Exercise instructions | Word for word, output the data, with none of its pictures.

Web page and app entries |
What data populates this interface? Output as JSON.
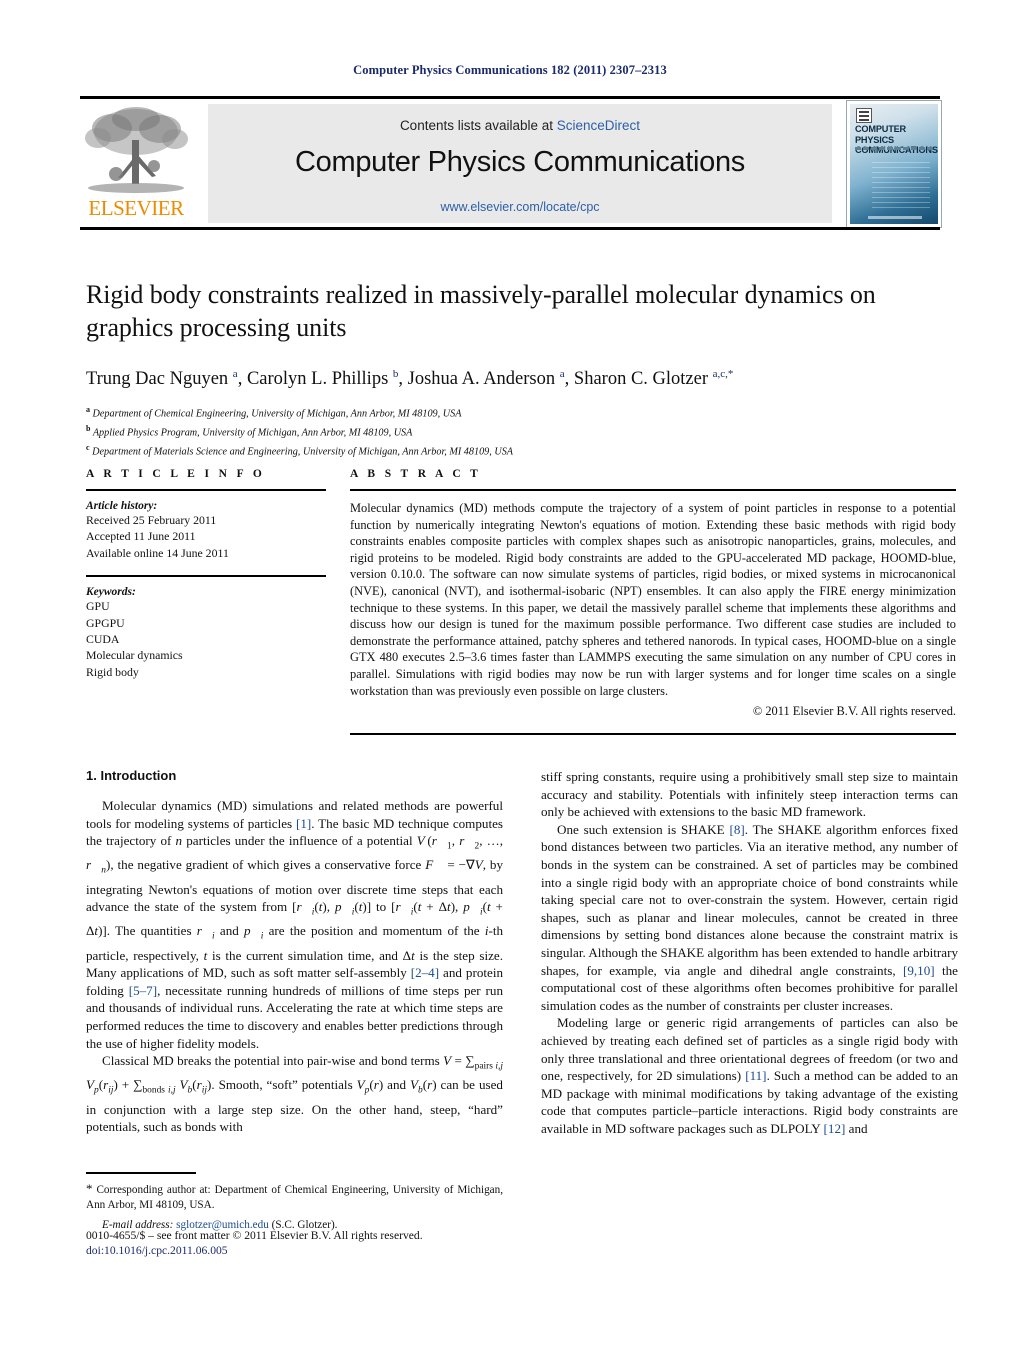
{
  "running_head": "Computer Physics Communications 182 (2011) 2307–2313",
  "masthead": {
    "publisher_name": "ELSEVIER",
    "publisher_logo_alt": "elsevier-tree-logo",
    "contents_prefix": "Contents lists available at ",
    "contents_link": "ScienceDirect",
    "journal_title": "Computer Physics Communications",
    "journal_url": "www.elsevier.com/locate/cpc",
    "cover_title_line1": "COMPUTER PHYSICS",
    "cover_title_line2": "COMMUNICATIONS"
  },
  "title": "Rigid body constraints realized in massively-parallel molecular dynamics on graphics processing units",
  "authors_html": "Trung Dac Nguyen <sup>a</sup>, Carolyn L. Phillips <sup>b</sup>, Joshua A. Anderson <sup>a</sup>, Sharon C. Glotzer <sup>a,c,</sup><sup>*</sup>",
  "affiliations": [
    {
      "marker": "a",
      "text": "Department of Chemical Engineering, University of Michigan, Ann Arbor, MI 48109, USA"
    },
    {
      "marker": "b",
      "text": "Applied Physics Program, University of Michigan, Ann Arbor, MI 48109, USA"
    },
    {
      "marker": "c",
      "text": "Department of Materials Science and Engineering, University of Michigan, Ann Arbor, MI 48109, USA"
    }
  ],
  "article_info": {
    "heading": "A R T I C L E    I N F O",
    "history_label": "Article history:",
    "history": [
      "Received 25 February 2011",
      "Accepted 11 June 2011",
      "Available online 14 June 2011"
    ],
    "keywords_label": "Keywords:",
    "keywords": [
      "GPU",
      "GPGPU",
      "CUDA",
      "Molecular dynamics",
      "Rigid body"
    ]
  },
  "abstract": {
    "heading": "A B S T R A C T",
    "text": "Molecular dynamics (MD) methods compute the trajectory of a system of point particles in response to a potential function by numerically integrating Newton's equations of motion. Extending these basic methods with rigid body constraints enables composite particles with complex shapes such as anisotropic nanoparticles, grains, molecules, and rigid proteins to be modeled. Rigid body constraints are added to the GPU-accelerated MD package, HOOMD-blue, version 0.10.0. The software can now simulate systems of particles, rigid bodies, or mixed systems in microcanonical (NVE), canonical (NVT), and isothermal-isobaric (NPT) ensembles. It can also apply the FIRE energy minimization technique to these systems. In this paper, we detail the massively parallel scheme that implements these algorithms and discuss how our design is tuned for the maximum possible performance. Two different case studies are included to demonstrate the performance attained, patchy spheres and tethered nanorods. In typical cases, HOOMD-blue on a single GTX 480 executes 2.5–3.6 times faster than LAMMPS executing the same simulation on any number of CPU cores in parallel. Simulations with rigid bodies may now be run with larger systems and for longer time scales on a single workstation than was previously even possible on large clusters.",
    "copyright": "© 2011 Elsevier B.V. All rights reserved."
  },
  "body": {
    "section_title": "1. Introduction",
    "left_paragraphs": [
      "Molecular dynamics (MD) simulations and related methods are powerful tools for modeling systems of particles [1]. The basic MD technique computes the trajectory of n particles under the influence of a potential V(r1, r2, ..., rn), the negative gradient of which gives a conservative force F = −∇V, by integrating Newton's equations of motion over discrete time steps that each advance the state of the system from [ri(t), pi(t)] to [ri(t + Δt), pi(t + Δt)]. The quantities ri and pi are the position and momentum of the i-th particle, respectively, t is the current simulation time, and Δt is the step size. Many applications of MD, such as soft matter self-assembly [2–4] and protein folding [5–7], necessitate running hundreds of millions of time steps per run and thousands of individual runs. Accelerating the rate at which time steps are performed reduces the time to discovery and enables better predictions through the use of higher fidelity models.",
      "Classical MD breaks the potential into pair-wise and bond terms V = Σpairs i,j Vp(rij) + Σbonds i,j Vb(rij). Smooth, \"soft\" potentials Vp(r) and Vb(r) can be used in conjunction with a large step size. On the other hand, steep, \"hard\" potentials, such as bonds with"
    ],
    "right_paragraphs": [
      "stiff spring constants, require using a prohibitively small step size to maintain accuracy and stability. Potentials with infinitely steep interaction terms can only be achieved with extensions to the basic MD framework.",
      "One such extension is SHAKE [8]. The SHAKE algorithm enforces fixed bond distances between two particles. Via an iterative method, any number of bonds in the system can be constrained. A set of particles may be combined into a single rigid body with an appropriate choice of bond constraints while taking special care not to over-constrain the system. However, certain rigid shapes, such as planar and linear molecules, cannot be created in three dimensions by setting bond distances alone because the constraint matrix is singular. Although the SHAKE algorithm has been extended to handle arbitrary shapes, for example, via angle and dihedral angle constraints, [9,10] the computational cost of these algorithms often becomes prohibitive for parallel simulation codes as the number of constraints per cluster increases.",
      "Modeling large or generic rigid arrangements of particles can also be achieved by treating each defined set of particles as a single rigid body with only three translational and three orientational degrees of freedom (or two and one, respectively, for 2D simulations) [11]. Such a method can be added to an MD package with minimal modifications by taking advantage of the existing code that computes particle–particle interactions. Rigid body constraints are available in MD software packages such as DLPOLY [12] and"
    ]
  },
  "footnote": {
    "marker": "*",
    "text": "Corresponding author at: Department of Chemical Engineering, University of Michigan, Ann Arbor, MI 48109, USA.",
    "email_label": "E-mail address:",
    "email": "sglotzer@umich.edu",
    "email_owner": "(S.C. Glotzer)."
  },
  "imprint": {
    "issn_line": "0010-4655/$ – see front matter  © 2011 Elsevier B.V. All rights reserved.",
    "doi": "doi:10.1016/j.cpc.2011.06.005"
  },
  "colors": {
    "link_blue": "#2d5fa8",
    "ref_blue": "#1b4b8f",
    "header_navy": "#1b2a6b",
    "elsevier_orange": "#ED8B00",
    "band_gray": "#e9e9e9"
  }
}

Answer section |
What data populates this interface? Output as JSON.
{
  "running_head": "Computer Physics Communications 182 (2011) 2307–2313",
  "masthead": {
    "publisher_name": "ELSEVIER",
    "publisher_logo_alt": "elsevier-tree-logo",
    "contents_prefix": "Contents lists available at ",
    "contents_link": "ScienceDirect",
    "journal_title": "Computer Physics Communications",
    "journal_url": "www.elsevier.com/locate/cpc",
    "cover_title_line1": "COMPUTER PHYSICS",
    "cover_title_line2": "COMMUNICATIONS"
  },
  "title": "Rigid body constraints realized in massively-parallel molecular dynamics on graphics processing units",
  "authors_html": "Trung Dac Nguyen <sup>a</sup>, Carolyn L. Phillips <sup>b</sup>, Joshua A. Anderson <sup>a</sup>, Sharon C. Glotzer <sup>a,c,</sup><sup>*</sup>",
  "affiliations": [
    {
      "marker": "a",
      "text": "Department of Chemical Engineering, University of Michigan, Ann Arbor, MI 48109, USA"
    },
    {
      "marker": "b",
      "text": "Applied Physics Program, University of Michigan, Ann Arbor, MI 48109, USA"
    },
    {
      "marker": "c",
      "text": "Department of Materials Science and Engineering, University of Michigan, Ann Arbor, MI 48109, USA"
    }
  ],
  "article_info": {
    "heading": "A R T I C L E    I N F O",
    "history_label": "Article history:",
    "history": [
      "Received 25 February 2011",
      "Accepted 11 June 2011",
      "Available online 14 June 2011"
    ],
    "keywords_label": "Keywords:",
    "keywords": [
      "GPU",
      "GPGPU",
      "CUDA",
      "Molecular dynamics",
      "Rigid body"
    ]
  },
  "abstract": {
    "heading": "A B S T R A C T",
    "text": "Molecular dynamics (MD) methods compute the trajectory of a system of point particles in response to a potential function by numerically integrating Newton's equations of motion. Extending these basic methods with rigid body constraints enables composite particles with complex shapes such as anisotropic nanoparticles, grains, molecules, and rigid proteins to be modeled. Rigid body constraints are added to the GPU-accelerated MD package, HOOMD-blue, version 0.10.0. The software can now simulate systems of particles, rigid bodies, or mixed systems in microcanonical (NVE), canonical (NVT), and isothermal-isobaric (NPT) ensembles. It can also apply the FIRE energy minimization technique to these systems. In this paper, we detail the massively parallel scheme that implements these algorithms and discuss how our design is tuned for the maximum possible performance. Two different case studies are included to demonstrate the performance attained, patchy spheres and tethered nanorods. In typical cases, HOOMD-blue on a single GTX 480 executes 2.5–3.6 times faster than LAMMPS executing the same simulation on any number of CPU cores in parallel. Simulations with rigid bodies may now be run with larger systems and for longer time scales on a single workstation than was previously even possible on large clusters.",
    "copyright": "© 2011 Elsevier B.V. All rights reserved."
  },
  "body": {
    "section_title": "1. Introduction",
    "left_paragraphs": [
      "Molecular dynamics (MD) simulations and related methods are powerful tools for modeling systems of particles [1]. The basic MD technique computes the trajectory of n particles under the influence of a potential V(r1, r2, ..., rn), the negative gradient of which gives a conservative force F = −∇V, by integrating Newton's equations of motion over discrete time steps that each advance the state of the system from [ri(t), pi(t)] to [ri(t + Δt), pi(t + Δt)]. The quantities ri and pi are the position and momentum of the i-th particle, respectively, t is the current simulation time, and Δt is the step size. Many applications of MD, such as soft matter self-assembly [2–4] and protein folding [5–7], necessitate running hundreds of millions of time steps per run and thousands of individual runs. Accelerating the rate at which time steps are performed reduces the time to discovery and enables better predictions through the use of higher fidelity models.",
      "Classical MD breaks the potential into pair-wise and bond terms V = Σpairs i,j Vp(rij) + Σbonds i,j Vb(rij). Smooth, \"soft\" potentials Vp(r) and Vb(r) can be used in conjunction with a large step size. On the other hand, steep, \"hard\" potentials, such as bonds with"
    ],
    "right_paragraphs": [
      "stiff spring constants, require using a prohibitively small step size to maintain accuracy and stability. Potentials with infinitely steep interaction terms can only be achieved with extensions to the basic MD framework.",
      "One such extension is SHAKE [8]. The SHAKE algorithm enforces fixed bond distances between two particles. Via an iterative method, any number of bonds in the system can be constrained. A set of particles may be combined into a single rigid body with an appropriate choice of bond constraints while taking special care not to over-constrain the system. However, certain rigid shapes, such as planar and linear molecules, cannot be created in three dimensions by setting bond distances alone because the constraint matrix is singular. Although the SHAKE algorithm has been extended to handle arbitrary shapes, for example, via angle and dihedral angle constraints, [9,10] the computational cost of these algorithms often becomes prohibitive for parallel simulation codes as the number of constraints per cluster increases.",
      "Modeling large or generic rigid arrangements of particles can also be achieved by treating each defined set of particles as a single rigid body with only three translational and three orientational degrees of freedom (or two and one, respectively, for 2D simulations) [11]. Such a method can be added to an MD package with minimal modifications by taking advantage of the existing code that computes particle–particle interactions. Rigid body constraints are available in MD software packages such as DLPOLY [12] and"
    ]
  },
  "footnote": {
    "marker": "*",
    "text": "Corresponding author at: Department of Chemical Engineering, University of Michigan, Ann Arbor, MI 48109, USA.",
    "email_label": "E-mail address:",
    "email": "sglotzer@umich.edu",
    "email_owner": "(S.C. Glotzer)."
  },
  "imprint": {
    "issn_line": "0010-4655/$ – see front matter  © 2011 Elsevier B.V. All rights reserved.",
    "doi": "doi:10.1016/j.cpc.2011.06.005"
  },
  "colors": {
    "link_blue": "#2d5fa8",
    "ref_blue": "#1b4b8f",
    "header_navy": "#1b2a6b",
    "elsevier_orange": "#ED8B00",
    "band_gray": "#e9e9e9"
  }
}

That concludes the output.